The ordinary cardboard boxes used to pack kitchen and bathroom appliances are for the artist Alexander Valchev sculptural material with plastic qualities. It is used to create three-dimensional objects installed in space and to engage specifically “in” and “with” this space. The perception of both objects and space is classical: the viewer is asked to walk around, to observe and to contemplate; to evaluate aesthetically the “abstract” geometrical forms, the volumes and their interrelations. The cardboard boxes “are” and “aren’t” the art work both at the same time. They are not only building up the space but are also supplementing various meanings and semantics; they are “telling” us about the time when they were made, about the culture of this society from its highest to its lowest everyday strata. The art work here is not merely the box but the space – it is populated by volumes constructed by, within and in-between the boxes that are known from the artist’s previous iterations. In times past the viewer would encounter the self-portrait of the artist drawn on the surface of the boxes/volumes. This exhibition now is a total environment and a space that is maybe the “self-portrait” of the artist as it is. One is tempted to talk about claustrophilia – the author’s love for closed spaces that are at the same time the construction (though fluctuating), as well as the energy image (quite powerful) of the world.
By the use of cardboard boxes as his material, Alexander Valchev is part of a notorious “family tree” in the art of the last few decades. From the wall-mounted Pop-art reliefs of Robert Rauschenberg, through the minimalistic compositions of Heimo Zobernig, and on to the open forms in the works of Danh Vo, the card box used in art has already acquired the aura of timelessness.
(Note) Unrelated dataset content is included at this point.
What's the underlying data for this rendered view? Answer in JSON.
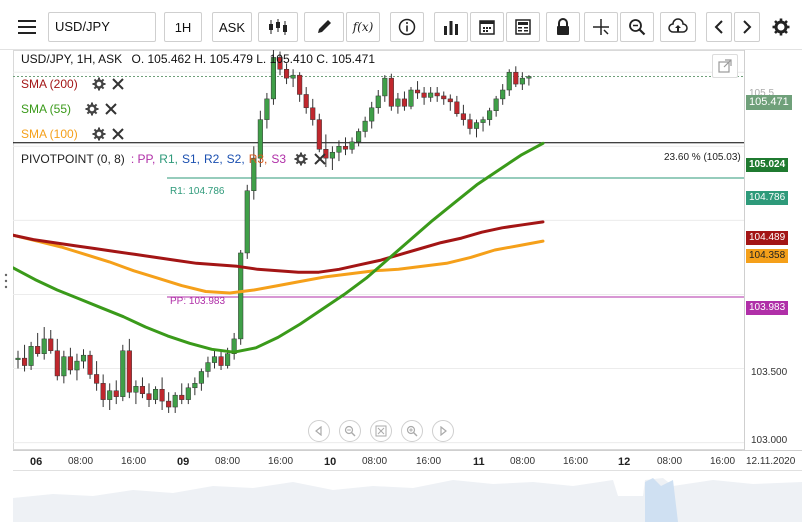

From a material that is both perishable and recyclable, the cardboard in the works of Alexander Valchev is transforming the everyday life associations in order to impress time and again ideas about space and structure, to express the inner feelings of the artist, and to challenge the experiences of the audience.
Diana Popova & Luchezar Boyadjiev